Photos and story by Leif Whittaker
Every weekend when I arrive at a trailhead that I have been to a hundred times before I wonder if I should get a new job. Most climbers would find it monotonous to visit the same ridges, valleys, glaciers, and summits over and over throughout the summer. Admittedly, I often look at the first few steps of a familiar trail and have trouble getting motivated. But after three years on Mount Baker I have learned to appreciate the tiniest details of the seasonal cycle and I believe the mountain is always telling a new story.
June: Snow stretches to a mile below the trailhead where a few lonely pickups are parked with two wheels in a wet ditch. My skins scuff the waterlogged surface, carving a trail beneath firs and cedars, their lowest branches pinned in drifts. A cold blanket conceals summer. I know when I have reached the glacier because I walked over it last year and the year before, but the signs are not obvious. Meters of rigid corn hide the permanent ice. All but the largest crevasses are invisible. The route is frozen solid. My colleague Brandon’s skins lose purchase on a steep corridor between two crevasses and he slides twenty feet before arresting. The snow shaves off the flesh on three of his fingers, but he says he wants to continue nevertheless. He radios the office to report the icy conditions when we are on the summit. We wait an hour for the sun to do its job and then link arcing turns in sloppy corn all the way to the truck.
July: The trail crew hasn’t installed the bridge yet and all the guides want to know how the river crossing is. I balance on basketball-sized rocks, submerging my ski boot in turbid water, and jump for the opposite side. The cold blanket of winter is quickly melting away. The knife-edge ridge of the moraine is snow-free—grey dirt interspersed with Partridge foot and saxifrage. A marmot scurries across my path, its tail nodding up and down like a lever. Roped up, we meander around yawning crevasses. A dozen climbers and skiers share the white summit. We wait to descend until they have all gone. Thick clouds sweep across the mountain and visibility drops to nil. Below the crater rim we ski upon a man who needs a rescue. He is balancing on a narrow plug twenty feet below the surface where he landed when he accidentally skied off the lip of a crevasse in the whiteout. The slots on all sides of him are at least 80 feet deep, but somehow he stuck to a plug no larger than a twin bed. He didn’t even lose his skis. Brandon builds anchors and we haul him out with our rope. He thanks us once and glides away. Does he have any clue how lucky he is?

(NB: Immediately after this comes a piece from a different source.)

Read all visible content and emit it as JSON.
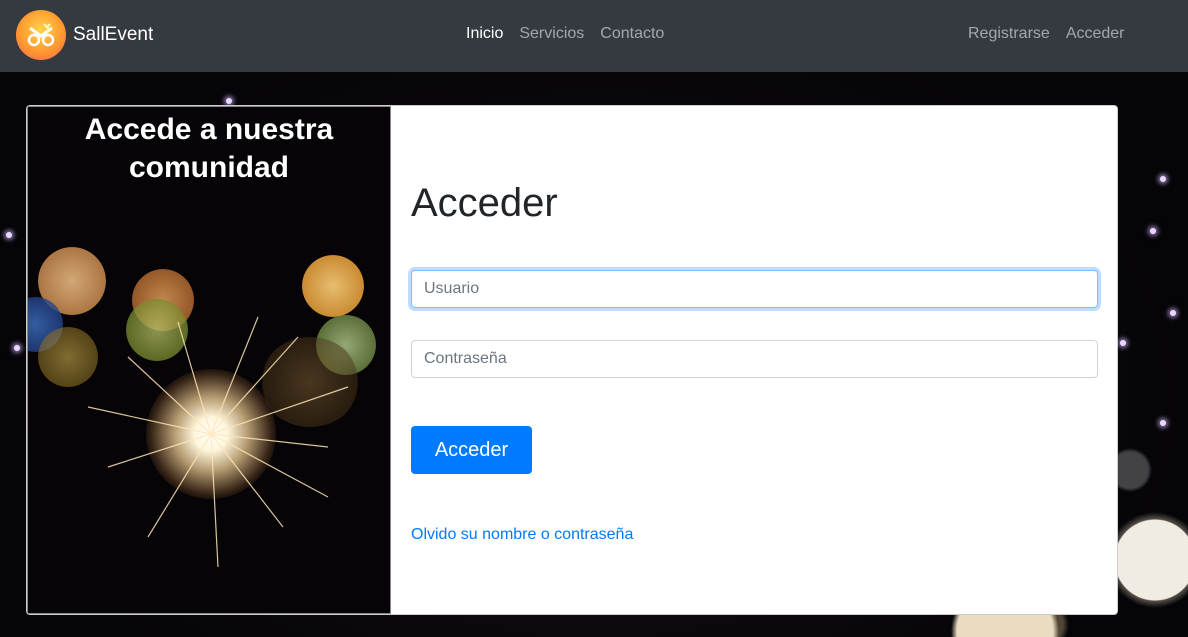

August: The blueberries and wildflowers are out, so the trailhead is clogged with visitors—families with dogs, trains of horseback riders, hunters in neon orange vests, and climbers hefting enormous packs. They say it might get close to 100-degrees in Seattle today. The snow is gone and the foot of the glacier is pure ice the color of a Tahitian lagoon. Veins of milky water run down it, carving parallel ditches. The route is a maze of three-foot-thick snowbridges gapping bottomless cracks. Instead of summiting, Brandon and I spend two days picking up trash—toilet paper, food scraps, wrappers, cigarette butts, snowmobile parts, and “human waste.” We throw it all into 3mm plastic contractor bags. A longtime guide notices our blue nitrile gloves and asks what we are doing. We tell him we like to keep our mountain clean. By the end of the weekend the contractor bags weigh at least thirty pounds apiece. We tie them to the outsides of our packs and hobble to the trailhead. Later that evening the guide writes a letter to the Forest Service. He commends us for “truly caring about the mountain.” Reading the letter helps dull the ache in my knees and back.

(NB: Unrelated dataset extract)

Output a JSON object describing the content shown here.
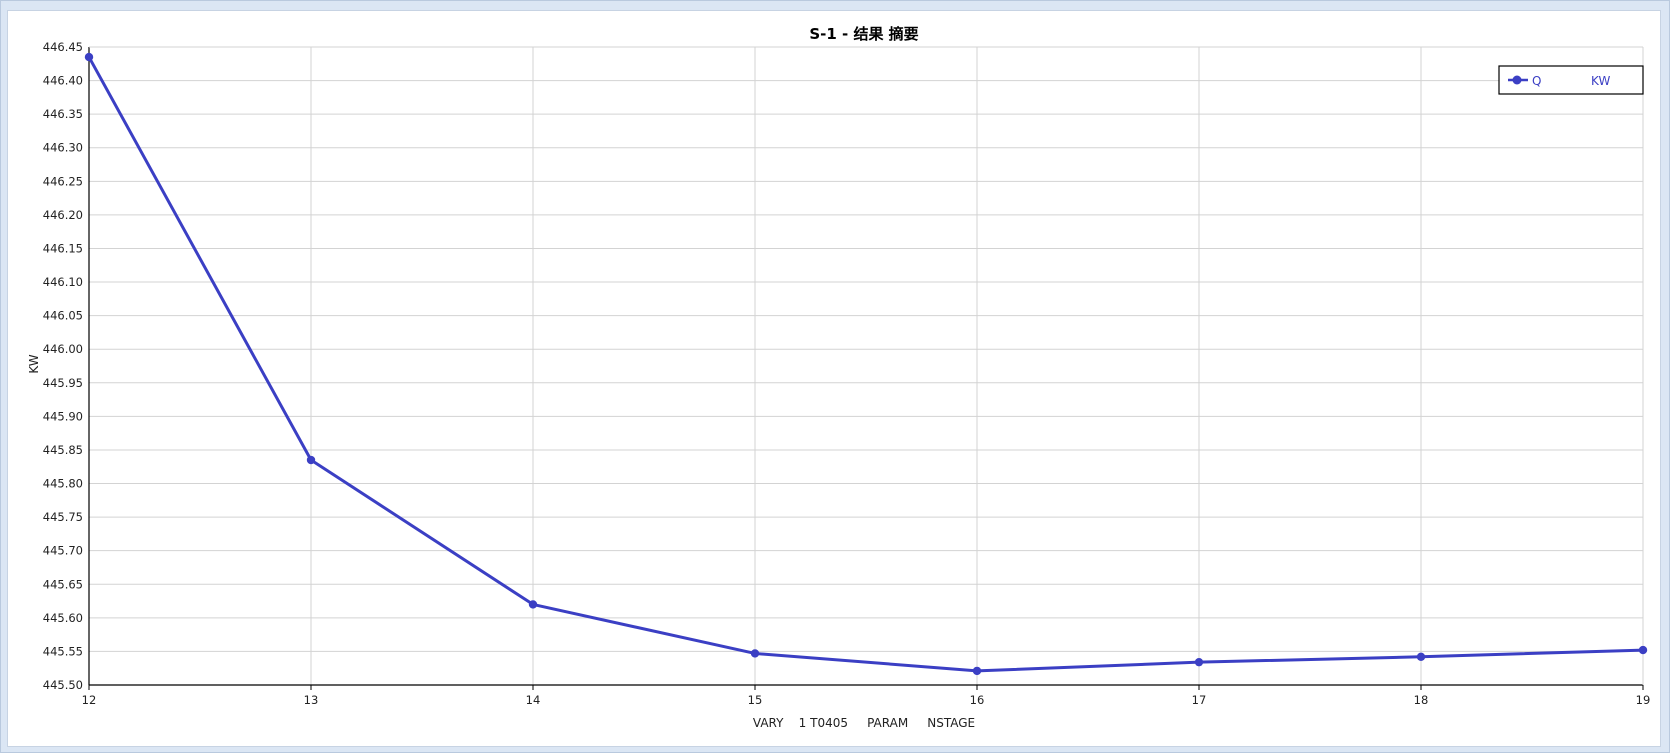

September: Amanita, bolete, russula, and chanterelle sprout from the moss beneath huckleberry bushes. It’s a good thing winter is returning because the mountain is wasting away. The creeks that were once rushing torrents are now mere trickles. All afternoon I listen to the distant rumble of seracs calving off the foot of the glacier. The climbing route travels over narrow fins of ice, bridges no wider than doorways, and crevasses as dark as a cemetery at night. The summit is a pile of dirt with a dilapidated steel box on top. Brandon and I write our names in the annual register for the tenth time. I try to imagine what this place will look like in February after 20 feet of snow have fallen. What will it look like in 10 years? The mountain will be telling a different story then. On our way down the trail Brandon and I dismantle the bridge and hide the parts amongst the tree trunks where winter will bury them until the cycle begins again. I can see Mount Baker from Highway 542. It gleams brilliantly in afternoon sunlight and I am surprised to discover that I am looking forward to the next time I come back.
Leif Whittaker seeks adventure in all aspects of life. He is a young and accomplished mountaineer who has twice climbed to the summit of Mount Everest. He is also a talented writer and public speaker who inspires others to enjoy the outdoors. His love of skiing, rock climbing, sailing, kayaking, rafting, hiking, photography, and food has led him to explore many remote corners of the planet. He is currently working on a book about his experiences on Mount Everest.